An architecht's rendering of a proposed €18m footbridge for the city
AN action group has been set up in protest at controversial proposals to build an €18m footbridge across the River Shannon.
Bosses at Limerick City and County Council are proposing to build the bridge, which may be situated behind the Potato Market.
But the plans have proven to be unpopular, with three former mayors among those speaking out against the project.
Now, the Footbridge Folly Action Group has been formed which will lobby in opposition to the bridge, which the council is planning to submit an application for shortly.
The action group is made up of a number of organisations which use the river including An Taisce, the two rowing clubs, the Curragower Boat Club, and the St Mary’s Men’s Shed Project. Also involved is the Thomond Archaeological Society.
Group spokesperson Brian Leddin said: “There is widespread disquiet about this project. There is no getting away from that. We feel an organised campaign to tackle it is needed. People are adamant there should be a concerted effort to remove the project.”
A public meeting in opposition to the proposal is likely to be held in the city before the end of April, he added.
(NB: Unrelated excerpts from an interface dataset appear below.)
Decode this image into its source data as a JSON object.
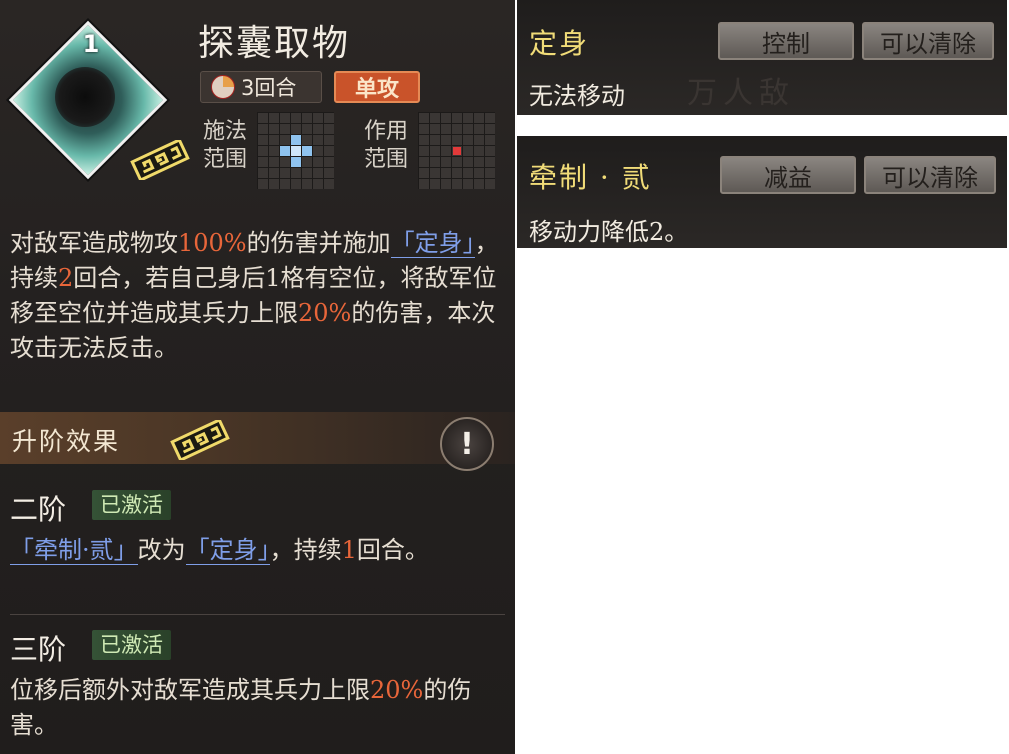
{
  "skill": {
    "level": "1",
    "name": "探囊取物",
    "rounds_tag": "3回合",
    "type_tag": "单攻",
    "cast_range_label_1": "施法",
    "cast_range_label_2": "范围",
    "effect_range_label_1": "作用",
    "effect_range_label_2": "范围",
    "colors": {
      "cast_cell": "#8fc3ef",
      "effect_cell": "#e23a3a",
      "highlight": "#e8663a",
      "keyword": "#7f9ee8"
    }
  },
  "description": {
    "p1": "对敌军造成物攻",
    "v1": "100%",
    "p2": "的伤害并施加",
    "kw1": "「定身」",
    "p3": "，持续",
    "v2": "2",
    "p4": "回合，若自己身后1格有空位，将敌军位移至空位并造成其兵力上限",
    "v3": "20%",
    "p5": "的伤害，本次攻击无法反击。"
  },
  "upgrade": {
    "title": "升阶效果",
    "warn_icon": "!",
    "tier2": {
      "title": "二阶",
      "badge": "已激活",
      "kw1": "「牵制·贰」",
      "t1": "改为",
      "kw2": "「定身」",
      "t2": "，持续",
      "v1": "1",
      "t3": "回合。"
    },
    "tier3": {
      "title": "三阶",
      "badge": "已激活",
      "t1": "位移后额外对敌军造成其兵力上限",
      "v1": "20%",
      "t2": "的伤害。"
    }
  },
  "tooltips": [
    {
      "name": "定身",
      "category": "控制",
      "clear": "可以清除",
      "desc": "无法移动",
      "watermark": "万人敌"
    },
    {
      "name": "牵制 · 贰",
      "category": "减益",
      "clear": "可以清除",
      "desc": "移动力降低2。"
    }
  ]
}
In a statement, the group has listed nine reasons as to why the bridge should not be built.
These include the claim that it will impact on the flow of the river, that it is a “highly sensitive” archeological site, plus the fact the project was not listed in any development plan.
The group says there is “no rationale” to support claims the bridge will lead to increased tourism, and there is also scepticism about where the money will come from, with €10m from an anonymous donor.
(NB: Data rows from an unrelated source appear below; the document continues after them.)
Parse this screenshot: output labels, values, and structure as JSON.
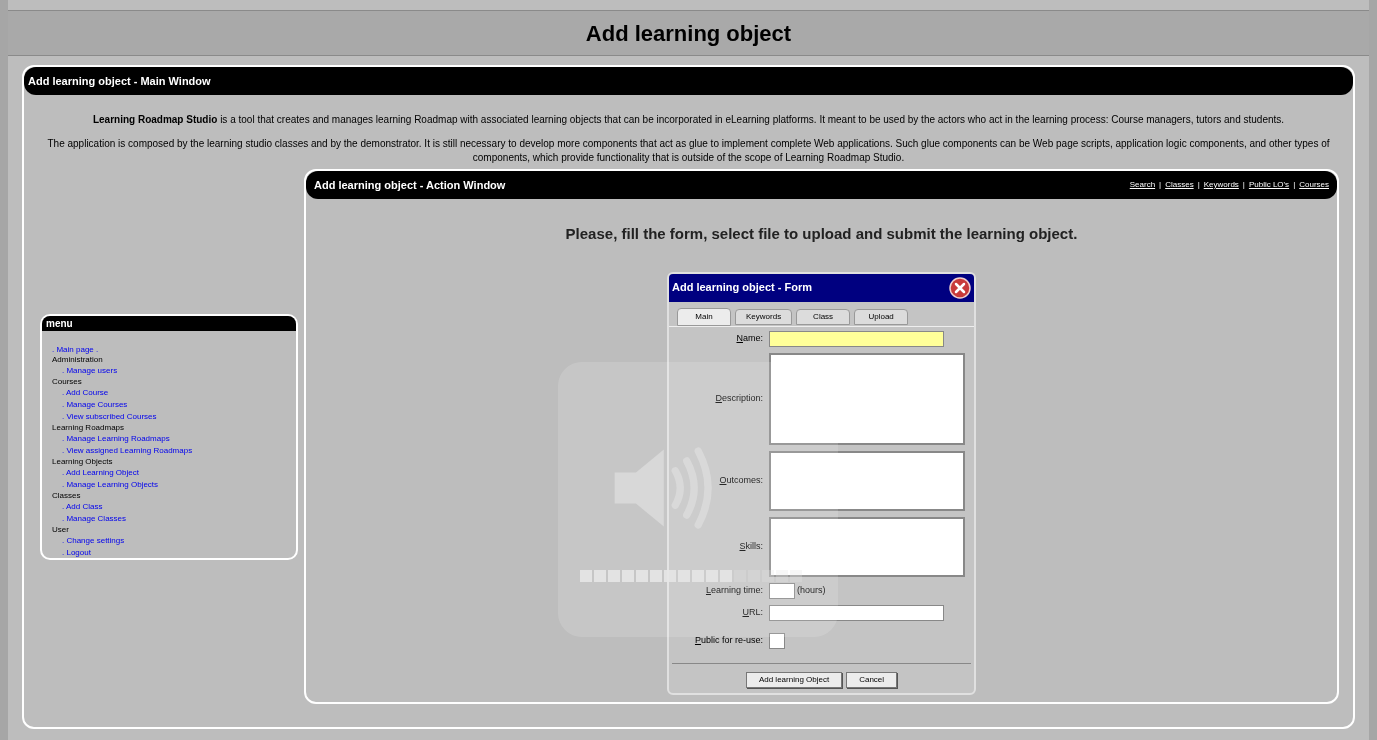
{
  "page_title": "Add learning object",
  "main_window": {
    "title": "Add learning object - Main Window",
    "intro": [
      "**Learning Roadmap Studio** is a tool that creates and manages learning Roadmap with associated learning objects that can be incorporated in eLearning platforms. It meant to be used by the actors who act in the learning process: Course managers, tutors and students.",
      "The application is composed by the learning studio classes and by the demonstrator. It is still necessary to develop more components that act as glue to implement complete Web applications. Such glue components can be Web page scripts, application logic components, and other types of components, which provide functionality that is outside of the scope of Learning Roadmap Studio."
    ]
  },
  "menu": {
    "title": "menu",
    "main_link": ". Main page .",
    "sections": [
      {
        "heading": "Administration",
        "links": [
          ". Manage users"
        ]
      },
      {
        "heading": "Courses",
        "links": [
          ". Add Course",
          ". Manage Courses",
          ". View subscribed Courses"
        ]
      },
      {
        "heading": "Learning Roadmaps",
        "links": [
          ". Manage Learning Roadmaps",
          ". View assigned Learning Roadmaps"
        ]
      },
      {
        "heading": "Learning Objects",
        "links": [
          ". Add Learning Object",
          ". Manage Learning Objects"
        ]
      },
      {
        "heading": "Classes",
        "links": [
          ". Add Class",
          ". Manage Classes"
        ]
      },
      {
        "heading": "User",
        "links": [
          ". Change settings",
          ". Logout"
        ]
      }
    ]
  },
  "action_window": {
    "title": "Add learning object - Action Window",
    "links": [
      "Search",
      "Classes",
      "Keywords",
      "Public LO's",
      "Courses"
    ],
    "separator": "|",
    "instruction": "Please, fill the form, select file to upload and submit the learning object."
  },
  "form": {
    "title": "Add learning object - Form",
    "tabs": [
      {
        "label": "Main",
        "selected": true
      },
      {
        "label": "Keywords",
        "selected": false
      },
      {
        "label": "Class",
        "selected": false
      },
      {
        "label": "Upload",
        "selected": false
      }
    ],
    "fields": [
      {
        "kind": "text",
        "label": "Name:",
        "highlighted": true
      },
      {
        "kind": "longtext",
        "label": "Description:",
        "highlighted": false
      },
      {
        "kind": "textarea",
        "label": "Outcomes:",
        "highlighted": false
      },
      {
        "kind": "textarea",
        "label": "Skills:",
        "highlighted": false
      },
      {
        "kind": "time",
        "label": "Learning time:",
        "unit": "(hours)",
        "highlighted": false
      },
      {
        "kind": "text",
        "label": "URL:",
        "highlighted": false
      },
      {
        "kind": "checkbox",
        "label": "Public for re-use:",
        "checked": false
      }
    ],
    "buttons": [
      "Add learning Object",
      "Cancel"
    ]
  },
  "volume_overlay": {
    "level": 0.69
  }
}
They add “it is not desirable a public project is funded anonymously”.
In a statement, a spokesperson for the ‘Footbridge Folly’ group adds: “We believe the way this project is being advanced is totally unacceptable. It seems an executive decision has been made by the Economic Forum and handed down to the council, and that the democratically elected councillors, who represent the stakeholders and the citizens of Limerick have not had a day in the decision. There is a very notable lack of transparency surrounding the project with very little information in the public domain.”
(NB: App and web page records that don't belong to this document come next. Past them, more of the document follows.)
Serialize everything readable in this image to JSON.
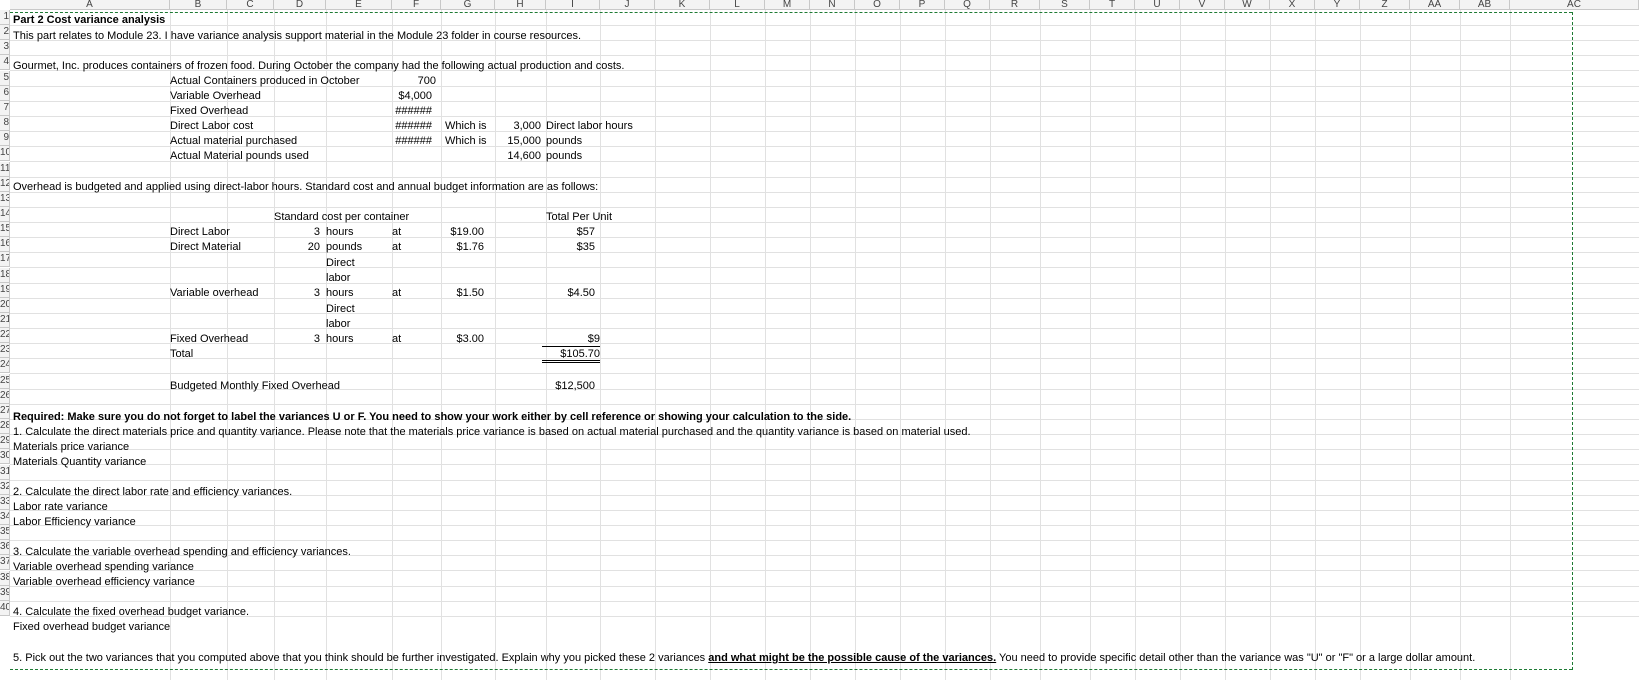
{
  "columns": [
    "A",
    "B",
    "C",
    "D",
    "E",
    "F",
    "G",
    "H",
    "I",
    "J",
    "K",
    "L",
    "M",
    "N",
    "O",
    "P",
    "Q",
    "R",
    "S",
    "T",
    "U",
    "V",
    "W",
    "X",
    "Y",
    "Z",
    "AA",
    "AB",
    "AC"
  ],
  "row_numbers": [
    "1",
    "2",
    "3",
    "4",
    "5",
    "6",
    "7",
    "8",
    "9",
    "10",
    "11",
    "12",
    "13",
    "14",
    "15",
    "16",
    "17",
    "18",
    "19",
    "20",
    "21",
    "22",
    "23",
    "24",
    "25",
    "26",
    "27",
    "28",
    "29",
    "30",
    "31",
    "32",
    "33",
    "34",
    "35",
    "36",
    "37",
    "38",
    "39",
    "40"
  ],
  "title": "Part 2 Cost variance analysis",
  "intro": "This part relates to Module 23.  I have  variance analysis support material in the Module 23 folder in course resources.",
  "company_text": "Gourmet, Inc. produces containers of frozen food.  During October the company had the following actual production and costs.",
  "actuals": {
    "containers_label": "Actual Containers produced in October",
    "containers_value": "700",
    "var_oh_label": "Variable Overhead",
    "var_oh_value": "$4,000",
    "fixed_oh_label": "Fixed Overhead",
    "fixed_oh_value": "######",
    "dl_cost_label": "Direct Labor cost",
    "dl_cost_value": "######",
    "dl_which": "Which is",
    "dl_hours_value": "3,000",
    "dl_hours_unit": "Direct labor hours",
    "mat_purch_label": "Actual material purchased",
    "mat_purch_value": "######",
    "mat_which": "Which is",
    "mat_purch_qty": "15,000",
    "mat_purch_unit": "pounds",
    "mat_used_label": "Actual Material pounds used",
    "mat_used_qty": "14,600",
    "mat_used_unit": "pounds"
  },
  "overhead_text": "Overhead is budgeted and applied using direct-labor hours.  Standard cost and annual budget information are as follows:",
  "standard": {
    "header": "Standard cost per container",
    "total_header": "Total Per Unit",
    "at": "at",
    "dl_label": "Direct Labor",
    "dl_qty": "3",
    "dl_unit": "hours",
    "dl_rate": "$19.00",
    "dl_total": "$57",
    "dm_label": "Direct Material",
    "dm_qty": "20",
    "dm_unit": "pounds",
    "dm_rate": "$1.76",
    "dm_total": "$35",
    "vo_label": "Variable overhead",
    "vo_qty": "3",
    "vo_unit": "Direct labor hours",
    "vo_rate": "$1.50",
    "vo_total": "$4.50",
    "fo_label": "Fixed Overhead",
    "fo_qty": "3",
    "fo_unit": "Direct labor hours",
    "fo_rate": "$3.00",
    "fo_total": "$9",
    "total_label": "Total",
    "total_value": "$105.70",
    "budget_label": "Budgeted Monthly Fixed Overhead",
    "budget_value": "$12,500"
  },
  "required": {
    "heading": "Required:  Make sure you do not forget to label the variances U or F.  You need to show your work either by cell reference or showing your calculation to the side.",
    "q1": "1.  Calculate the  direct materials price and quantity variance.  Please note that the materials price variance is based on actual material purchased and the quantity variance is based on material used.",
    "q1a": "Materials price variance",
    "q1b": "Materials Quantity variance",
    "q2": "2.  Calculate the direct labor rate and efficiency variances.",
    "q2a": "Labor rate variance",
    "q2b": "Labor Efficiency variance",
    "q3": "3.  Calculate the variable overhead spending and efficiency variances.",
    "q3a": "Variable overhead spending variance",
    "q3b": "Variable overhead efficiency variance",
    "q4": "4.  Calculate the fixed overhead budget variance.",
    "q4a": "Fixed overhead budget variance",
    "q5_part1": "5.  Pick out the two variances that you computed above that you think should be further investigated.  Explain why you picked these 2 variances ",
    "q5_bold": "and what might be the possible cause of the variances.",
    "q5_part2": "  You need to provide specific detail other than the variance was \"U\" or \"F\" or a large dollar amount."
  }
}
Council chief executive Conn Murray last month defended the project, saying: “It is in my view an exciting opportunity for Limerick and potentially iconic.
“It has proven so far in other international locations, and I think Limerick at least deserves that discussion, debate and opportunity.” He said he believes the design “could be done in a sensitive manner to fit in with he landscape, and to connect the old and the new. This is an opportunity and we’d like to explore that opportunity”.